In the 1990 version of Night of the Living Dead there are several noticeable differences.
The characters remain the same, but their characterizations are a bit different. The update shows a shift in thinking and perspective. The female characters are no weaklings. Each woman is decisive and leads with guts and bravery. And Barbara is the leading lady. This Barbara is not a desperate damsel in distress. She is the kick-butt heroine, much like Sigourney Weaver of Alien (1979). The male characters in this version of Night of the Living Dead maintain the same character nuances. However, they now follow the leads of our heroines.
Not only is there a shift in characterization, but there is a shift in theory. No longer is radiation mentioned as a probable cause of the outbreak. The belief is that the outbreak results from a chemical spill, virus, or a germ. And this new retelling also offers a shift in how the characters meet their demise. While Helen still dies at the hands of her daughter, she is eaten rather than spaded. Tom and his girlfriend still bite the bullet in an explosion. But the outcome changes tremendously for the others. Barbara survives it all and goes to retrieve help. Ben becomes a zombie and still gets a bullet in the head from the rag-tag zombie kill party. But Harry Cooper survives and gets a bullet to the head from none other than Barbara herself. This is definitely a different Night of the Living Dead.

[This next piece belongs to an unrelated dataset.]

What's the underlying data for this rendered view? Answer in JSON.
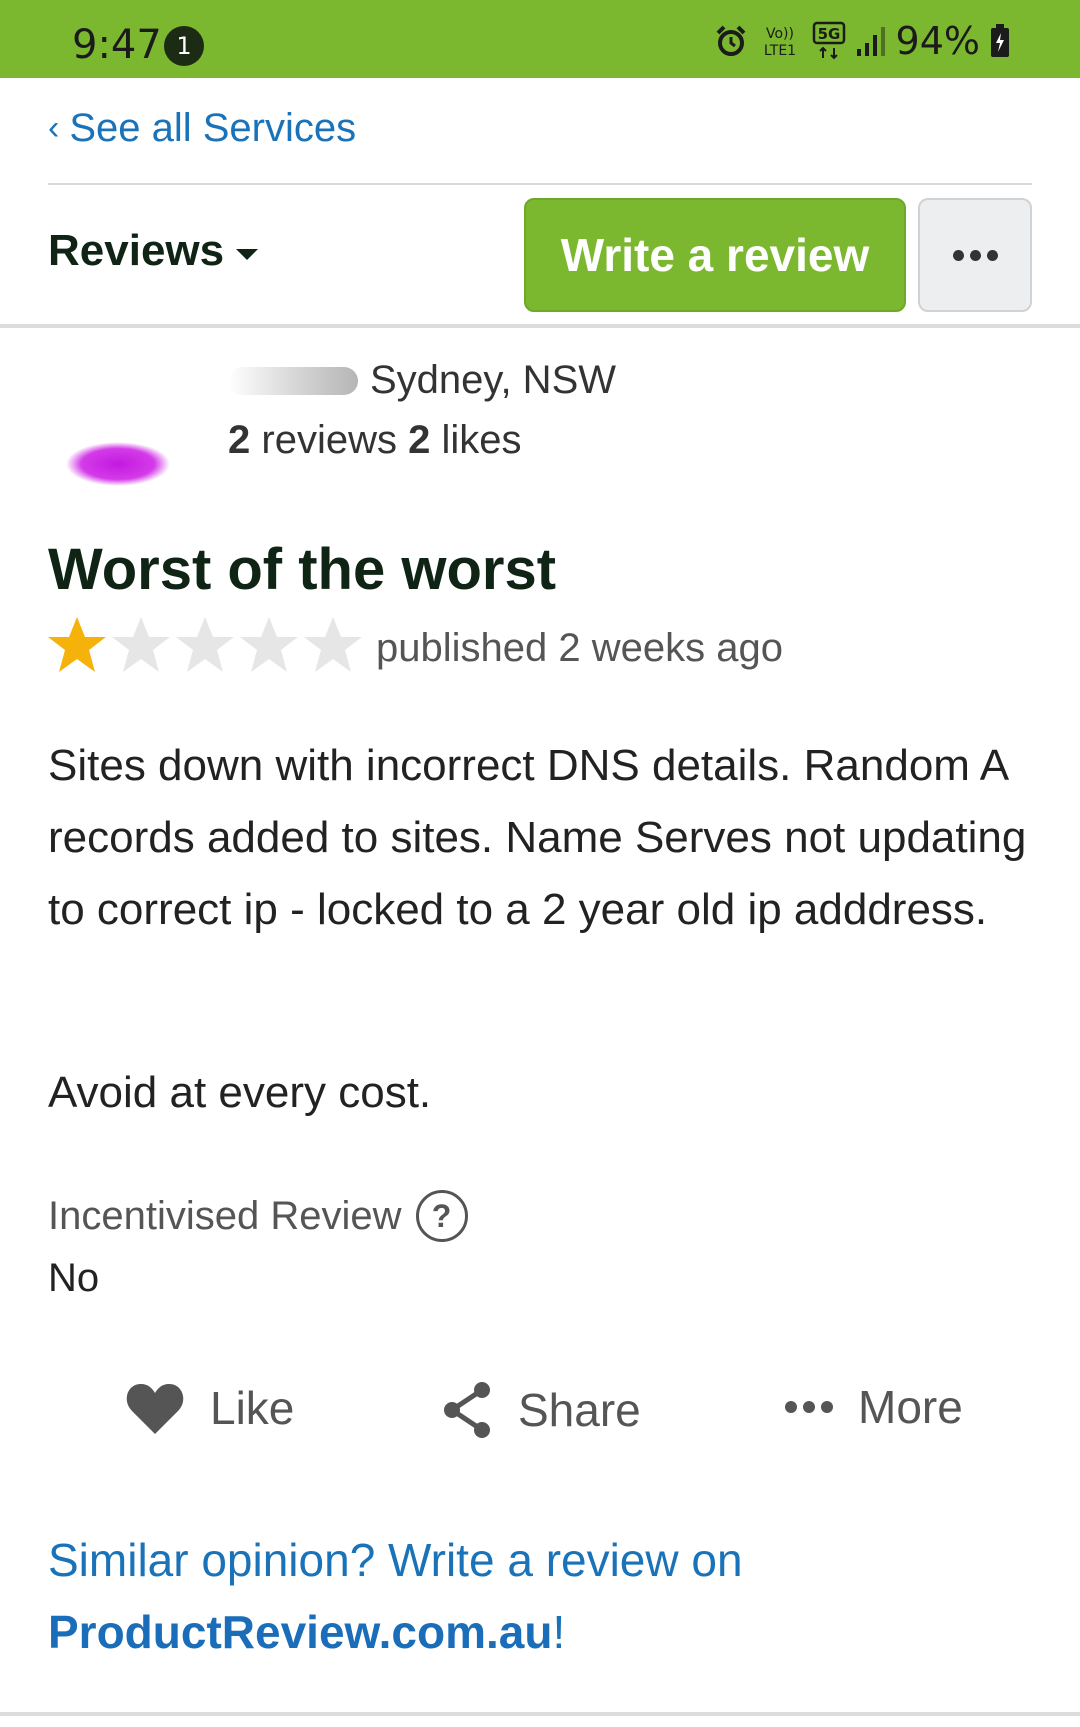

Never before have I seen such a shift. Not saying it was utterly horrible, but not the same movie. This remake of Night of the Living Dead represents the impact of time on storytelling. Sometimes that is enough to say let classic movies stay as they are. But the movie was entertaining, and as I watched it, I kept wondering, given this redo, what a 2021 remake would bring.
Take a peek at this short trailer for the 1990 version of “Night of the Living Dead.”